WARSAW, Poland — Climate change represents an “ethical challenge to civilization,” said the Vatican’s lead representative to an international conference discussing the worldwide impact of climate change.
Archbishop Celestino Migliore told attendees at a church-run conference that the Vatican would help “form consciences and ethical perspectives” on climate change in line with Catholic social teaching and encourage “fairness, impartiality and mutual responsibility” when it came to action to address the environmental threat.
The church-run conference met Nov. 18-19, coinciding with the intergovernmental Conference of Parties of the U.N. Framework Convention on Climate Change that also convened in the Polish capital.
The conference, hosted by Caritas Poland and Warsaw’s Cardinal Stefan Wyszynski University, brought together Catholic leaders, politicians, climate scientists and civil society groups, who called on governments to reduce their reliance on coal, oil and other fossil resources.
The Warsaw Conference of Parties, meeting Nov. 11-22, was called to review progress since the 1997 Kyoto Protocol on reducing greenhouse gas emissions.
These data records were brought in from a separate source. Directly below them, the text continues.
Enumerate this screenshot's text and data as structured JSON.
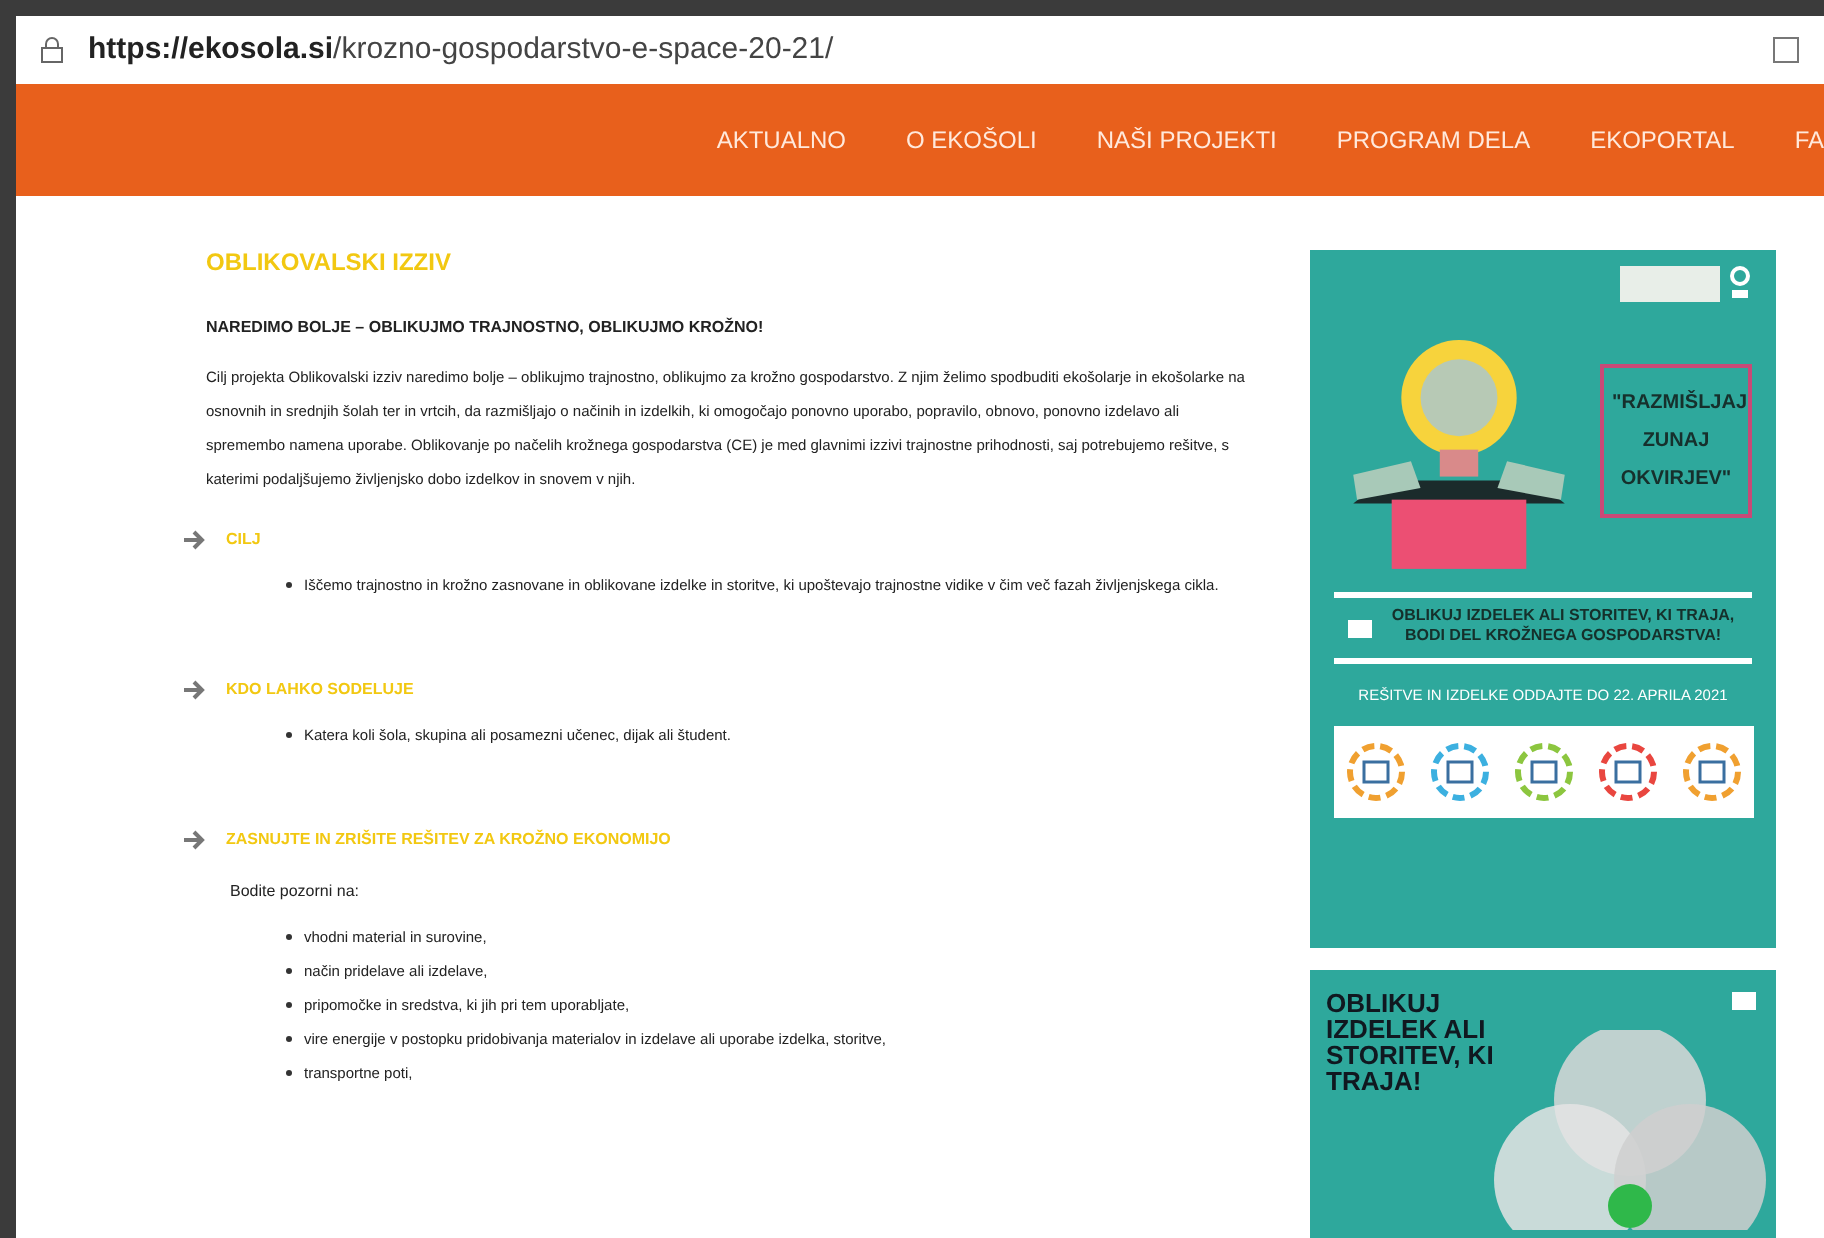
{
  "browser": {
    "url_domain": "https://ekosola.si",
    "url_path": "/krozno-gospodarstvo-e-space-20-21/"
  },
  "nav": {
    "items": [
      {
        "label": "AKTUALNO"
      },
      {
        "label": "O EKOŠOLI"
      },
      {
        "label": "NAŠI PROJEKTI"
      },
      {
        "label": "PROGRAM DELA"
      },
      {
        "label": "EKOPORTAL"
      },
      {
        "label": "FA"
      }
    ]
  },
  "article": {
    "title": "OBLIKOVALSKI IZZIV",
    "subtitle": "NAREDIMO BOLJE – OBLIKUJMO TRAJNOSTNO, OBLIKUJMO KROŽNO!",
    "intro": "Cilj projekta Oblikovalski izziv naredimo bolje – oblikujmo trajnostno, oblikujmo za krožno gospodarstvo. Z njim želimo spodbuditi ekošolarje in ekošolarke na osnovnih in srednjih šolah ter in vrtcih, da razmišljajo o načinih in izdelkih, ki omogočajo ponovno uporabo, popravilo, obnovo, ponovno izdelavo ali spremembo namena uporabe. Oblikovanje po načelih krožnega gospodarstva (CE) je med glavnimi izzivi trajnostne prihodnosti, saj potrebujemo rešitve, s katerimi podaljšujemo življenjsko dobo izdelkov in snovem v njih.",
    "sections": [
      {
        "heading": "CILJ",
        "bullets": [
          "Iščemo trajnostno in krožno zasnovane in oblikovane izdelke in storitve, ki upoštevajo trajnostne vidike v čim več fazah življenjskega cikla."
        ]
      },
      {
        "heading": "KDO LAHKO SODELUJE",
        "bullets": [
          "Katera koli šola, skupina ali posamezni učenec, dijak ali študent."
        ]
      },
      {
        "heading": "ZASNUJTE IN ZRIŠITE REŠITEV ZA KROŽNO EKONOMIJO",
        "lead": "Bodite pozorni na:",
        "bullets": [
          "vhodni material in surovine,",
          "način pridelave ali izdelave,",
          "pripomočke in sredstva, ki jih pri tem uporabljate,",
          "vire energije v postopku pridobivanja materialov in izdelave ali uporabe izdelka, storitve,",
          "transportne poti,"
        ]
      }
    ]
  },
  "poster_1": {
    "quote": "\"RAZMIŠLJAJ ZUNAJ OKVIRJEV\"",
    "headline": "OBLIKUJ IZDELEK ALI STORITEV, KI TRAJA, BODI DEL KROŽNEGA GOSPODARSTVA!",
    "deadline": "REŠITVE IN IZDELKE ODDAJTE DO 22. APRILA 2021"
  },
  "poster_2": {
    "headline": "OBLIKUJ IZDELEK ALI STORITEV, KI TRAJA!"
  }
}
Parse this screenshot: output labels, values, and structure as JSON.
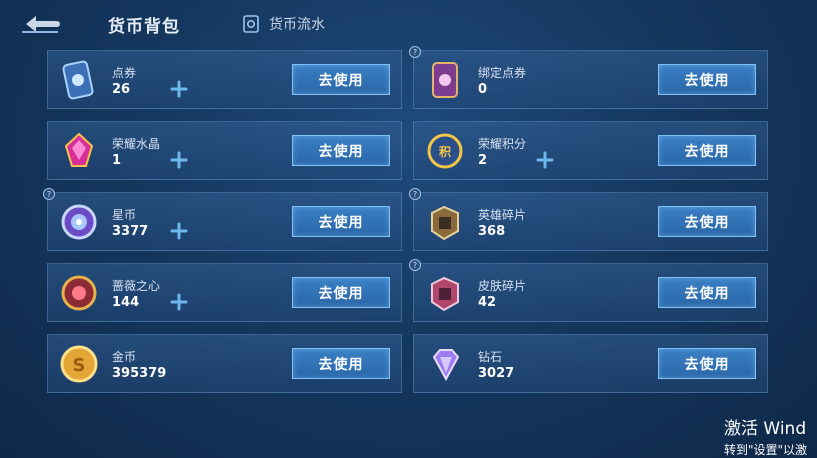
{
  "header": {
    "title": "货币背包",
    "flow_label": "货币流水"
  },
  "button_label": "去使用",
  "currencies": [
    {
      "name": "点券",
      "value": "26",
      "icon": "coupon-card-icon",
      "has_plus": true,
      "has_help": false
    },
    {
      "name": "绑定点券",
      "value": "0",
      "icon": "bound-coupon-card-icon",
      "has_plus": false,
      "has_help": true
    },
    {
      "name": "荣耀水晶",
      "value": "1",
      "icon": "glory-crystal-icon",
      "has_plus": true,
      "has_help": false
    },
    {
      "name": "荣耀积分",
      "value": "2",
      "icon": "glory-points-icon",
      "has_plus": true,
      "has_help": false
    },
    {
      "name": "星币",
      "value": "3377",
      "icon": "star-coin-icon",
      "has_plus": true,
      "has_help": true
    },
    {
      "name": "英雄碎片",
      "value": "368",
      "icon": "hero-fragment-icon",
      "has_plus": false,
      "has_help": true
    },
    {
      "name": "蔷薇之心",
      "value": "144",
      "icon": "rose-heart-icon",
      "has_plus": true,
      "has_help": false
    },
    {
      "name": "皮肤碎片",
      "value": "42",
      "icon": "skin-fragment-icon",
      "has_plus": false,
      "has_help": true
    },
    {
      "name": "金币",
      "value": "395379",
      "icon": "gold-coin-icon",
      "has_plus": false,
      "has_help": false
    },
    {
      "name": "钻石",
      "value": "3027",
      "icon": "diamond-icon",
      "has_plus": false,
      "has_help": false
    }
  ],
  "watermark": {
    "line1": "激活 Wind",
    "line2": "转到\"设置\"以激"
  },
  "colors": {
    "accent": "#3a7fc4",
    "button_border": "#7fc2f5",
    "plus": "#6fb8ee"
  }
}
It was the 19th such gathering to review the Kyoto accord, which was extended in December 2012 in Doha, Qatar, with a new commitment to cut carbon dioxide emissions by 18 percent by 2020.
“The crisis situation humanity currently faces has an economic, consumerist, environmental and social character, but is also fundamentally moral,” Archbishop Migliore told the ecumenical conference, which included representatives of Misereor, the German bishops’ organisation for development; CAFOD, the British bishops’ agency for international development; and the Washington-based Center of Concern.
“If we accept that every person and community has the same right to use the atmosphere, then they also have the same duty to protect them. The scale of emissions must be proportionate to the size of population, emissions per capita and the level of (gross domestic product),” the archbishop said.
At the conference’s conclusion, Catholic aid organizations urged church leaders to help publicize the hardships and sufferings caused by climate change.
“Governments are listening — they’re open to their constituencies and ready to hear a spiritual message about faith and morality,” said Markus Drake, spokesman for CIDSE, a Brussels-based alliance of 17 Catholic aid groups. “All faith-based organizations should be stepping in to provide this message and give stronger arguments to those ready to act, as well as connections with people around the world who are personally witnessing the effects of global warming.”
Drake told Catholic News Service Nov. 20 that he hoped Catholics “still unconvinced about climate change” would be persuaded by recent findings, including a September assessment report by the Intergovernmental Panel on Climate Change that human activity was its “dominant cause.”
He added that many Catholic parishes worldwide were taking initiatives to help those affected and said he hoped aid agency warnings would now also be “picked up by church structures and institutions.”
Jean-Pascal van Ypersele, vice chairman of the IPCC, said the panel’s evidence had been accepted by all governments and 97 percent of world scientists, adding that “clear evidence” suggested Super Typhoon Haiyan, which wrecked the central Philippines Nov. 8, was linked to climate change. Van Ypersele is professor of climatology and environmental sciences at the Catholic University of Louvain and advises bishops in Europe and Asia.
Auxiliary Bishop Theotonius Gomes of Dhaka, Bangladesh, said he believed awareness was growing of the “justice and charity aspects” of climate change, and he urged churches to join “a new type of revolution of increasing spiritual and humanistic awareness.”
“Far from being an abstract, scientific issue, climate change is affecting real people in huge numbers,” said Bishop Gomes.
Connie Hedegaard, European commissioner for climate action, said she believed churches had a role to play in recalling the “forgotten spiritual dimension” underlying economic development and applying pressure “without waiting for political decisions.”
With participation by more than 190 governments, COP was seeking to lay the groundwork for a new deal on global emissions in 2015, while pressing developed countries to deliver on $100 billion already pledged annually under a Green Climate Fund to help developing countries adapt to climate change.
Among submissions to the summit, the World Health Organization estimated that climate change was already causing an additional 140,000 deaths annually. The World Bank said Nov. 18 the costs of “more extreme weather related to a warming planet” were set to grow, with developing countries “bearing the brunt” from floods, storms and droughts.
The report said annual economic losses had risen from $50 billion in the 1980s to almost $200 billion in the last decade, while the world had lost 2.5 million people because of climate-related natural disasters.
Drake told CNS that CIDSE members would bring a “southern voice” from Asia, Africa and Latin America to meetings with government and parliamentary delegations at COP. The organization planned to carry an “honest, clear message from people affected by climate change” to a Nov. 21 side event with the World Council of Churches, which said in an early November statement that faith communities had “reached consensus in addressing the climate change crisis.”